Clothe-wise, basically all you need is a clean shirt and fresh underway for each day, a toothbrush and maybe a raincoat (depending on the season). Sunscreen and a hat are also a big plus. But the most important thing are without a doubt wet wipes (aka the-most-essential-thing-to-have-in-Myanmar): You will hardly encounter any fresh water during your three days of hiking and I most definitely wouldn’t count on seeing much toilet paper either. So again: You can leave your towel at home, but I promise that you will need those wipes! Food and accomodation are included in the trek, so apart from a bottle of water, you don’t need to worry about provisions.
Just keep in mind that you will have to carry your backpack for the whole three days, so you definitely don’t want for it to get too heavy! The rest of your belongings will be brought by car or motorbike to the final point of the hike, so make sure to really bring everything you may need. In addition to all the things mentioned above, I brought one pair of trousers/shorts to change according to the weather as well was my sneakers (for walking) and my flip flops (you will be happy to have those in the evenings). Since you walk for more than eight hours each day, headphones and music might be a good idea as well. A walking stick is a big plus.
Kalaw To Inle Lake – Good To Know
Expect to pay about 75USD for the three day tour. If time is scarce or you are physically unable to do the long tour, you can also opt for the shorter two day hike. Bring enough cash to buy water and maybe some snacks along the way, as this is not included in the tour. Do not forget to bring tips for your guide and your chef as well!
We went with A1 Agency and were very satisfied with our guide and chef. However, from what I saw and heard from other travelers, I think the prices/offers of all the companies are pretty much the same.
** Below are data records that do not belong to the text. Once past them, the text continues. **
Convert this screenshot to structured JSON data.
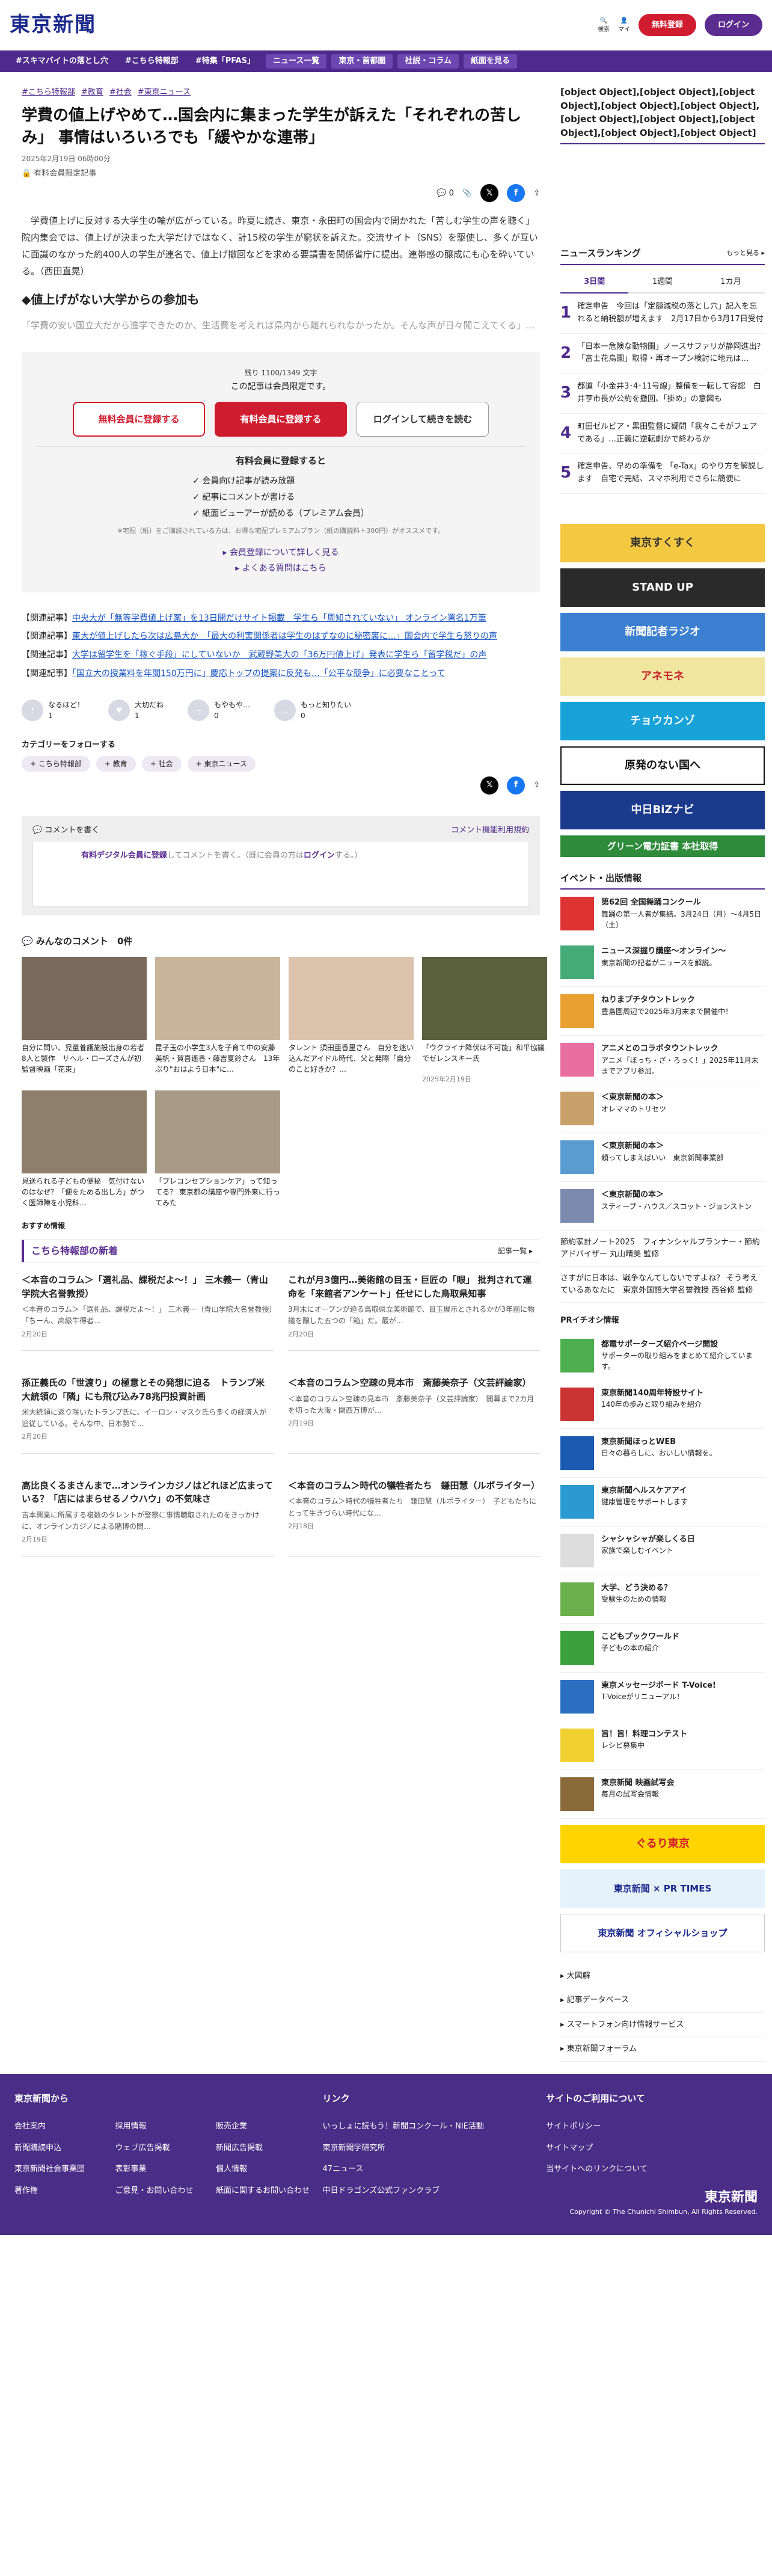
{
  "header": {
    "logo": "東京新聞",
    "search": "検索",
    "mypage": "マイ",
    "free": "無料登録",
    "login": "ログイン"
  },
  "nav": [
    "#スキマバイトの落とし穴",
    "#こちら特報部",
    "#特集「PFAS」",
    "ニュース一覧",
    "東京・首都圏",
    "社説・コラム",
    "紙面を見る"
  ],
  "article": {
    "tags": [
      "#こちら特報部",
      "#教育",
      "#社会",
      "#東京ニュース"
    ],
    "title": "学費の値上げやめて…国会内に集まった学生が訴えた「それぞれの苦しみ」 事情はいろいろでも「緩やかな連帯」",
    "date": "2025年2月19日 06時00分",
    "paid": "有料会員限定記事",
    "comments": "0",
    "p1": "学費値上げに反対する大学生の輪が広がっている。昨夏に続き、東京・永田町の国会内で開かれた「苦しむ学生の声を聴く」院内集会では、値上げが決まった大学だけではなく、計15校の学生が窮状を訴えた。交流サイト（SNS）を駆使し、多くが互いに面識のなかった約400人の学生が連名で、値上げ撤回などを求める要請書を関係省庁に提出。連帯感の醸成にも心を砕いている。（西田直晃）",
    "h2": "◆値上げがない大学からの参加も",
    "p2": "「学費の安い国立大だから進学できたのか、生活費を考えれば県内から離れられなかったか。そんな声が日々聞こえてくる」…"
  },
  "paywall": {
    "count": "残り 1100/1349 文字",
    "msg": "この記事は会員限定です。",
    "b1": "無料会員に登録する",
    "b2": "有料会員に登録する",
    "b3": "ログインして続きを読む",
    "h": "有料会員に登録すると",
    "list": [
      "✓ 会員向け記事が読み放題",
      "✓ 記事にコメントが書ける",
      "✓ 紙面ビューアーが読める（プレミアム会員）"
    ],
    "note": "※宅配（紙）をご購読されている方は、お得な宅配プレミアムプラン（紙の購読料＋300円）がオススメです。",
    "l1": "▸ 会員登録について詳しく見る",
    "l2": "▸ よくある質問はこちら"
  },
  "related": [
    {
      "k": "【関連記事】",
      "t": "中央大が「無等学費値上げ案」を13日開だけサイト掲載　学生ら「周知されていない」 オンライン署名1万筆"
    },
    {
      "k": "【関連記事】",
      "t": "東大が値上げしたら次は広島大か　「最大の利害関係者は学生のはずなのに秘密裏に…」国会内で学生ら怒りの声"
    },
    {
      "k": "【関連記事】",
      "t": "大学は留学生を「稼ぐ手段」にしていないか　武蔵野美大の「36万円値上げ」発表に学生ら「留学税だ」の声"
    },
    {
      "k": "【関連記事】",
      "t": "「国立大の授業料を年間150万円に」慶応トップの提案に反発も…「公平な競争」に必要なことって"
    }
  ],
  "reactions": [
    {
      "l": "なるほど！",
      "c": "1"
    },
    {
      "l": "大切だね",
      "c": "1"
    },
    {
      "l": "もやもや…",
      "c": "0"
    },
    {
      "l": "もっと知りたい",
      "c": "0"
    }
  ],
  "follow": {
    "h": "カテゴリーをフォローする",
    "chips": [
      "+ こちら特報部",
      "+ 教育",
      "+ 社会",
      "+ 東京ニュース"
    ]
  },
  "commentbox": {
    "title": "コメントを書く",
    "rule": "コメント機能利用規約",
    "text1": "有料デジタル会員に登録",
    "text2": "してコメントを書く。（既に会員の方は",
    "text3": "ログイン",
    "text4": "する。）"
  },
  "allcomments": {
    "h": "みんなのコメント",
    "c": "0件"
  },
  "photos": [
    {
      "t": "自分に問い、児童養護施設出身の若者8人と製作　サヘル・ローズさんが初監督映画「花束」",
      "d": ""
    },
    {
      "t": "昆子玉の小学生3人を子育て中の安藤美帆・賀喜遥香・藤吉夏鈴さん　13年ぶり\"おはよう日本\"に…",
      "d": ""
    },
    {
      "t": "タレント 須田亜香里さん　自分を迷い込んだアイドル時代、父と発際「自分のこと好きか？…",
      "d": ""
    },
    {
      "t": "「ウクライナ降伏は不可能」和平協議でゼレンスキー氏",
      "d": "2025年2月19日"
    },
    {
      "t": "見送られる子どもの便秘　気付けないのはなぜ？「便をためる出し方」がつく医師陣を小児科…",
      "d": ""
    },
    {
      "t": "「プレコンセプションケア」って知ってる？ 東京都の講座や専門外来に行ってみた",
      "d": ""
    }
  ],
  "osusume": "おすすめ情報",
  "series": {
    "title": "こちら特報部の新着",
    "more": "記事一覧 ▸"
  },
  "news": [
    {
      "h": "＜本音のコラム＞「選礼品、課税だよ～！」 三木義一（青山学院大名誉教授）",
      "p": "＜本音のコラム＞「選礼品、課税だよ～！」 三木義一（青山学院大名誉教授）　「ちーん、高級牛得者…",
      "d": "2月20日"
    },
    {
      "h": "これが月3億円…美術館の目玉・巨匠の「眼」 批判されて運命を「来館者アンケート」任せにした鳥取県知事",
      "p": "3月末にオープンが迫る鳥取県立美術館で、目玉展示とされるかが3年前に物議を醸した五つの「箱」だ。最が…",
      "d": "2月20日"
    },
    {
      "h": "孫正義氏の「世渡り」の極意とその発想に迫る　トランプ米大統領の「隣」にも飛び込み78兆円投資計画",
      "p": "米大統領に返り咲いたトランプ氏に、イーロン・マスク氏ら多くの経済人が追従している。そんな中、日本勢で…",
      "d": "2月20日"
    },
    {
      "h": "＜本音のコラム＞空疎の見本市　斎藤美奈子（文芸評論家）",
      "p": "＜本音のコラム＞空疎の見本市　斎藤美奈子（文芸評論家）　開幕まで2カ月を切った大阪・関西万博が…",
      "d": "2月19日"
    },
    {
      "h": "高比良くるまさんまで…オンラインカジノはどれほど広まっている？「店にはまらせるノウハウ」の不気味さ",
      "p": "吉本興業に所属する複数のタレントが警察に事情聴取されたのをきっかけに、オンラインカジノによる賭博の問…",
      "d": "2月19日"
    },
    {
      "h": "＜本音のコラム＞時代の犠牲者たち　鎌田慧（ルポライター）",
      "p": "＜本音のコラム＞時代の犠牲者たち　鎌田慧（ルポライター）　子どもたちにとって生きづらい時代にな…",
      "d": "2月18日"
    }
  ],
  "side": {
    "pr": [
      {
        "b": "都電サポーターズ紹介ページ開設",
        "t": "サポーターの取り組みをまとめて紹介しています。"
      },
      {
        "b": "東京新聞140周年特設サイト",
        "t": "140年の歩みと取り組みを紹介"
      },
      {
        "b": "東京新聞ほっとWEB",
        "t": "日々の暮らしに、おいしい情報を。"
      },
      {
        "b": "東京新聞ヘルスケアアイ",
        "t": "健康管理をサポートします"
      },
      {
        "b": "シャシャシャが楽しくる日",
        "t": "家族で楽しむイベント"
      },
      {
        "b": "大学、どう決める？",
        "t": "受験生のための情報"
      },
      {
        "b": "こどもプックワールド",
        "t": "子どもの本の紹介"
      },
      {
        "b": "東京メッセージボード T-Voice!",
        "t": "T-Voiceがリニューアル！"
      },
      {
        "b": "旨！旨！料理コンテスト",
        "t": "レシピ募集中"
      },
      {
        "b": "東京新聞 映画試写会",
        "t": "毎月の試写会情報"
      }
    ],
    "rank_h": "ニュースランキング",
    "rank_more": "もっと見る ▸",
    "tabs": [
      "3日間",
      "1週間",
      "1カ月"
    ],
    "rank": [
      "確定申告　今回は「定額減税の落とし穴」記入を忘れると納税額が増えます　2月17日から3月17日受付",
      "「日本一危険な動物園」ノースサファリが静岡進出？「富士花鳥園」取得・再オープン検討に地元は…",
      "都道「小金井3･4･11号線」整備を一転して容認　白井亨市長が公約を撤回、「掛め」の意図も",
      "町田ゼルビア・黒田監督に疑問「我々こそがフェアである」…正義に逆転劇かで終わるか",
      "確定申告、早めの準備を 「e-Tax」のやり方を解説します　自宅で完結、スマホ利用でさらに簡便に"
    ],
    "banners": [
      "東京すくすく",
      "STAND UP",
      "新聞記者ラジオ",
      "アネモネ",
      "チョウカンゾ",
      "原発のない国へ",
      "中日BiZナビ",
      "グリーン電力証書 本社取得"
    ],
    "ev_h": "イベント・出版情報",
    "events": [
      {
        "b": "第62回 全国舞踊コンクール",
        "t": "舞踊の第一人者が集結。3月24日（月）～4月5日（土）"
      },
      {
        "b": "ニュース深掘り講座～オンライン～",
        "t": "東京新聞の記者がニュースを解説。"
      },
      {
        "b": "ねりまプチタウントレック",
        "t": "豊島園周辺で2025年3月末まで開催中！"
      },
      {
        "b": "アニメとのコラボタウントレック",
        "t": "アニメ「ぼっち・ざ・ろっく！」2025年11月末までアプリ参加。"
      },
      {
        "b": "＜東京新聞の本＞",
        "t": "オレママのトリセツ"
      },
      {
        "b": "＜東京新聞の本＞",
        "t": "頼ってしまえばいい　東京新聞事業部"
      },
      {
        "b": "＜東京新聞の本＞",
        "t": "スティーブ・ハウス／スコット・ジョンストン"
      }
    ],
    "ev_extra": [
      "節約家計ノート2025　フィナンシャルプランナー・節約アドバイザー 丸山晴美 監修",
      "さすがに日本は、戦争なんてしないですよね？ そう考えているあなたに　東京外国語大学名誉教授 西谷修 監修"
    ],
    "pr_h": "PRイチオシ情報",
    "sbanners": [
      "ぐるり東京",
      "東京新聞 × PR TIMES",
      "東京新聞 オフィシャルショップ"
    ],
    "flinks": [
      "▸ 大図解",
      "▸ 記事データベース",
      "▸ スマートフォン向け情報サービス",
      "▸ 東京新聞フォーラム"
    ]
  },
  "footer": {
    "c1": "東京新聞から",
    "c2": "リンク",
    "c3": "サイトのご利用について",
    "g1": [
      "会社案内",
      "採用情報",
      "販売企業",
      "新聞購読申込",
      "ウェブ広告掲載",
      "新聞広告掲載",
      "東京新聞社会事業団",
      "表彰事業",
      "個人情報",
      "著作権",
      "ご意見・お問い合わせ",
      "紙面に関するお問い合わせ"
    ],
    "g2": [
      "いっしょに読もう！新聞コンクール・NIE活動",
      "東京新聞学研究所",
      "47ニュース",
      "中日ドラゴンズ公式ファンクラブ"
    ],
    "g3": [
      "サイトポリシー",
      "サイトマップ",
      "当サイトへのリンクについて"
    ],
    "copy": "Copyright © The Chunichi Shimbun, All Rights Reserved.",
    "logo": "東京新聞"
  }
}
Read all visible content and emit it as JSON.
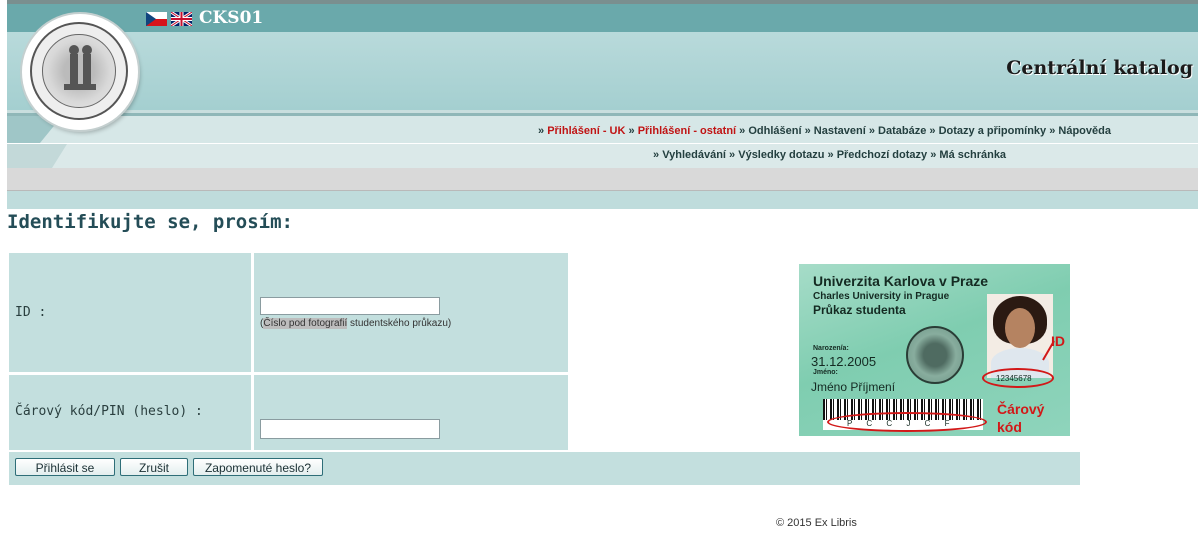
{
  "header": {
    "app_code": "CKS01",
    "catalog_title": "Centrální katalog",
    "languages": [
      "cz-flag-icon",
      "uk-flag-icon"
    ]
  },
  "nav": {
    "row1": [
      {
        "label": "Přihlášení - UK",
        "red": true
      },
      {
        "label": "Přihlášení - ostatní",
        "red": true
      },
      {
        "label": "Odhlášení",
        "red": false
      },
      {
        "label": "Nastavení",
        "red": false
      },
      {
        "label": "Databáze",
        "red": false
      },
      {
        "label": "Dotazy a připomínky",
        "red": false
      },
      {
        "label": "Nápověda",
        "red": false
      }
    ],
    "row2": [
      {
        "label": "Vyhledávání"
      },
      {
        "label": "Výsledky dotazu"
      },
      {
        "label": "Předchozí dotazy"
      },
      {
        "label": "Má schránka"
      }
    ],
    "separator": "»"
  },
  "page": {
    "heading": "Identifikujte se, prosím:"
  },
  "form": {
    "id_label": "ID :",
    "id_value": "",
    "id_hint_open": "(",
    "id_hint_highlight": "Číslo pod fotografií",
    "id_hint_rest": " studentského průkazu)",
    "pin_label": "Čárový kód/PIN (heslo) :",
    "pin_value": ""
  },
  "buttons": {
    "login": "Přihlásit se",
    "cancel": "Zrušit",
    "forgot": "Zapomenuté heslo?"
  },
  "card": {
    "university_cz": "Univerzita Karlova v Praze",
    "university_en": "Charles University in Prague",
    "card_type": "Průkaz studenta",
    "born_label": "Narozen/a:",
    "born_value": "31.12.2005",
    "name_label": "Jméno:",
    "name_value": "Jméno Příjmení",
    "id_number": "12345678",
    "barcode_text": "P C C J C F",
    "annotation_id": "ID",
    "annotation_barcode_line1": "Čárový",
    "annotation_barcode_line2": "kód"
  },
  "footer": {
    "copyright": "© 2015 Ex Libris"
  },
  "colors": {
    "header_teal": "#6aa9ab",
    "panel": "#c3dfde",
    "nav_red": "#c01414",
    "heading": "#244d57"
  }
}
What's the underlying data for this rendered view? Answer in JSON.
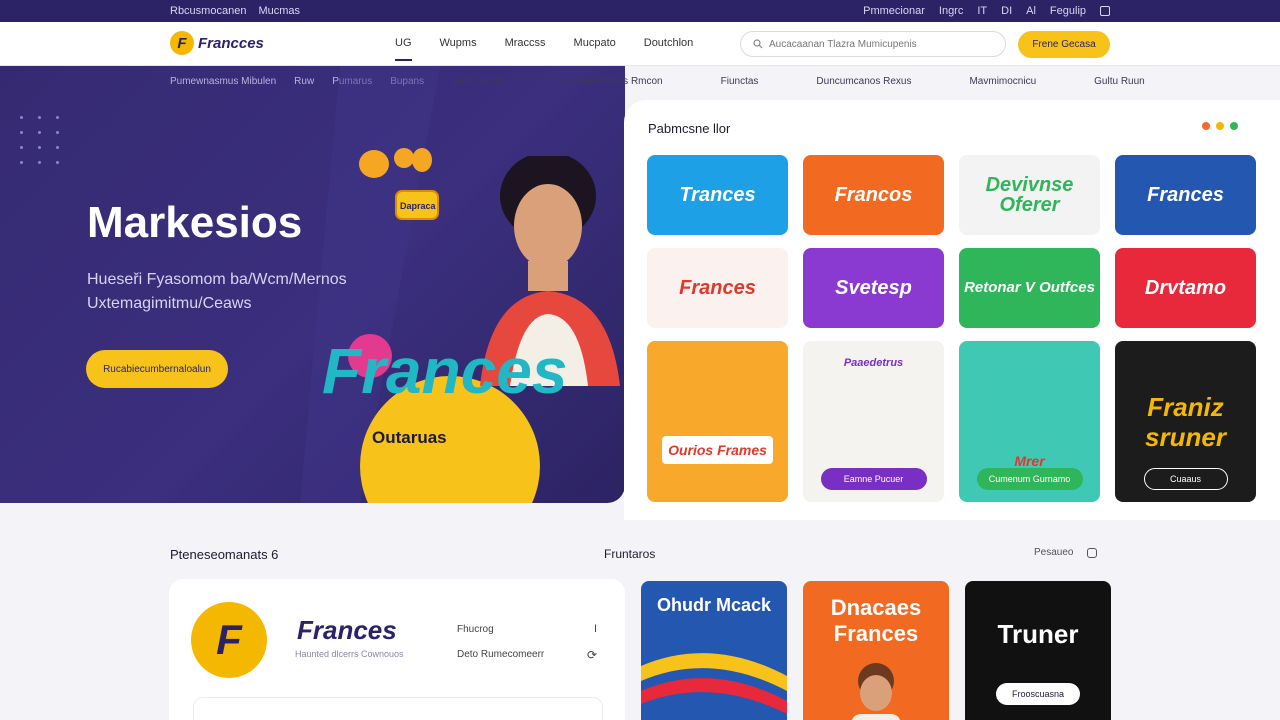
{
  "topbar": {
    "left_links": [
      "Rbcusmocanen",
      "Mucmas"
    ],
    "right_links": [
      "Pmmecionar",
      "Ingrc",
      "IT",
      "DI",
      "Al",
      "Fegulip"
    ]
  },
  "header": {
    "logo_text": "Francces",
    "logo_letter": "F",
    "nav": [
      "UG",
      "Wupms",
      "Mraccss",
      "Mucpato",
      "Doutchlon"
    ],
    "search_placeholder": "Aucacaanan Tlazra Mumicupenis",
    "cta": "Frene Gecasa"
  },
  "subnav": {
    "left": [
      "Pumewnasmus Mibulen",
      "Ruw",
      "Pumarus",
      "Bupans"
    ],
    "right": [
      "Hurt Lurnut",
      "Pausfeemciras Rmcon",
      "Fiunctas",
      "Duncumcanos Rexus",
      "Mavmimocnicu",
      "Gultu Ruun"
    ]
  },
  "hero": {
    "title": "Markesios",
    "description": "Hueseři Fyasomom ba/Wcm/Mernos Uxtemagimitmu/Ceaws",
    "button": "Rucabiecumbernaloalun",
    "brand_text": "Frances",
    "brand_sub": "Outaruas",
    "sticky_note": "Dapraca"
  },
  "panel": {
    "title": "Pabmcsne llor",
    "dot_colors": [
      "#f36a2d",
      "#f5b800",
      "#2fb55a"
    ]
  },
  "cards": [
    {
      "text": "Trances",
      "bg": "#1ea0e6",
      "color": "#ffffff"
    },
    {
      "text": "Francos",
      "bg": "#f26a21",
      "color": "#ffffff"
    },
    {
      "text": "Devivnse Oferer",
      "bg": "#f3f3f3",
      "color": "#2fb55a"
    },
    {
      "text": "Frances",
      "bg": "#2457b0",
      "color": "#ffffff"
    },
    {
      "text": "Frances",
      "bg": "#fbf1ee",
      "color": "#e0392b"
    },
    {
      "text": "Svetesp",
      "bg": "#8b3ad1",
      "color": "#ffffff"
    },
    {
      "text": "Retonar V Outfces",
      "bg": "#2fb55a",
      "color": "#ffffff"
    },
    {
      "text": "Drvtamo",
      "bg": "#e8283b",
      "color": "#ffffff"
    },
    {
      "text": "Ourios Frames",
      "bg": "#f8a82a",
      "color": "#e0392b",
      "pill": ""
    },
    {
      "text": "Paaedetrus",
      "bg": "#f5f3ef",
      "color": "#7a2fc4",
      "pill": "Eamne Pucuer"
    },
    {
      "text": "Mrer",
      "bg": "#3fc9b4",
      "color": "#ffffff",
      "pill": "Cumenum Gurnamo"
    },
    {
      "text": "Franiz sruner",
      "bg": "#1c1c1c",
      "color": "#f5b800",
      "pill": "Cuaaus"
    }
  ],
  "bottom": {
    "heading_left": "Pteneseomanats 6",
    "heading_mid": "Fruntaros",
    "right_ctrl": "Pesaueo",
    "profile": {
      "letter": "F",
      "name": "Frances",
      "tagline": "Haunted dlcerrs Cownouos",
      "meta1": "Fhucrog",
      "meta2": "Deto Rumecomeerr",
      "ctrl1": "I",
      "ctrl2": "⟳"
    },
    "cards": [
      {
        "text": "Ohudr Mcack",
        "bg": "#2457b0",
        "color": "#ffffff"
      },
      {
        "text": "Dnacaes Frances",
        "bg": "#f26a21",
        "color": "#ffffff"
      },
      {
        "text": "Truner",
        "bg": "#111111",
        "color": "#ffffff",
        "pill": "Frooscuasna"
      }
    ]
  }
}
So it might be a good idea to just show up in Kalaw, meet some of the guides and just go with whoever you like most.
You will arrive at Inle Lake in the afternoon on the third day, from where you will get to the city of Nyaung Shwe by boat – not before getting a custom tour on the beautiful lake. The ticket for the small boat is paid in advance to your tour guide. Most backpackers don’t have their accomodation in Inle Lake sorted beforehand, so don’t worry: There are plenty of guesthouse and you will be able to figure it all out once you arrive in Nyaung Shwe.